Broadsky bluntly responded that the community had demanded that the ABC Board do something about the late night and early morning “night life chaos” in Adams Morgan, especially on the weekends, and a moratorium on conversion of restaurant (CR) licenses with their food serving requirements to tavern (CT) licensees had been requested and granted. Lift the CR to CT conversion moratorium and these establishments would no longer have those particular regulatory problems, observed Broadsky.

Maureen Gallagher, President of the Reed-Cooke Neighborhood Association, quickly responded with an articulation of the community’s strenuous objection to any more CR to CT conversions. Commissioner Bryan Weaver noted that Adams Morgan had seen a recent rise in the number of CR to CT conversions resulting in the number of taverns growing from three to 15 prior to the establishment of the current conversion prohibition. Several residents in attendance offered further objections to these license revocations, however, asserting that closing the “good bars and restaurants” in question for regulatory food sales violations meant the loss of many jobs to Adams Morgan and adjacent neighborhood residents.

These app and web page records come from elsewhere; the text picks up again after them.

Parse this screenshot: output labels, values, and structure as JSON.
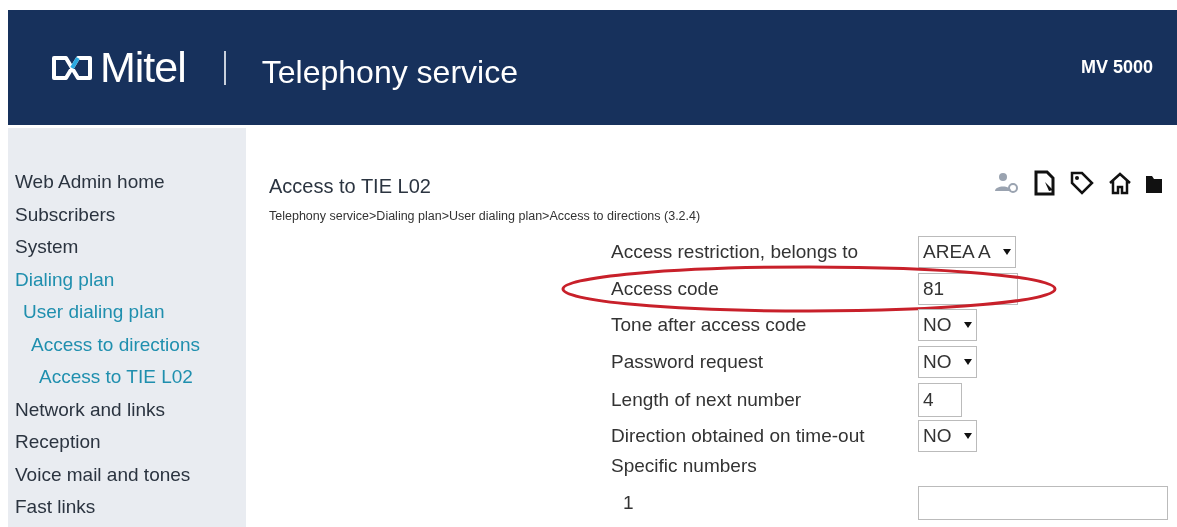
{
  "header": {
    "brand": "Mitel",
    "title": "Telephony service",
    "system": "MV 5000"
  },
  "sidebar": {
    "items": [
      {
        "label": "Web Admin home",
        "highlighted": false
      },
      {
        "label": "Subscribers",
        "highlighted": false
      },
      {
        "label": "System",
        "highlighted": false
      },
      {
        "label": "Dialing plan",
        "highlighted": true,
        "children": [
          {
            "label": "User dialing plan",
            "highlighted": true,
            "children": [
              {
                "label": "Access to directions",
                "highlighted": true,
                "children": [
                  {
                    "label": "Access to TIE L02",
                    "highlighted": true
                  }
                ]
              }
            ]
          }
        ]
      },
      {
        "label": "Network and links",
        "highlighted": false
      },
      {
        "label": "Reception",
        "highlighted": false
      },
      {
        "label": "Voice mail and tones",
        "highlighted": false
      },
      {
        "label": "Fast links",
        "highlighted": false
      }
    ]
  },
  "page": {
    "title": "Access to TIE L02",
    "breadcrumb": "Telephony service>Dialing plan>User dialing plan>Access to directions (3.2.4)"
  },
  "form": {
    "rows": [
      {
        "kind": "select",
        "label": "Access restriction, belongs to",
        "value": "AREA A",
        "circled": false
      },
      {
        "kind": "text",
        "label": "Access code",
        "value": "81",
        "circled": true
      },
      {
        "kind": "select",
        "label": "Tone after access code",
        "value": "NO",
        "circled": false
      },
      {
        "kind": "select",
        "label": "Password request",
        "value": "NO",
        "circled": false
      },
      {
        "kind": "number",
        "label": "Length of next number",
        "value": "4",
        "circled": false
      },
      {
        "kind": "select",
        "label": "Direction obtained on time-out",
        "value": "NO",
        "circled": false
      },
      {
        "kind": "heading",
        "label": "Specific numbers",
        "circled": false
      },
      {
        "kind": "wide",
        "label": "1",
        "value": "",
        "circled": false
      }
    ]
  }
}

During a follow-up conversation with Pat Patrick, President of the Adams Morgan Business and Professional Association, he told The InTowner of his recommendation that the ABC Board further explore how the two revoked CR licensees — or others experiencing the same “food sales” problems — might meet a per seat standard based on restaurant seats rather than capacity or occupancy seats. “The loss of any licensed establishments is a substantial loss of many jobs directly affecting the economic vitality of Adams Morgan,” Patrick observed. Attempts to reach Denis James, President of the Kalorama Citizens Association and a major player in liquor license issues, for his comments were unsuccessful.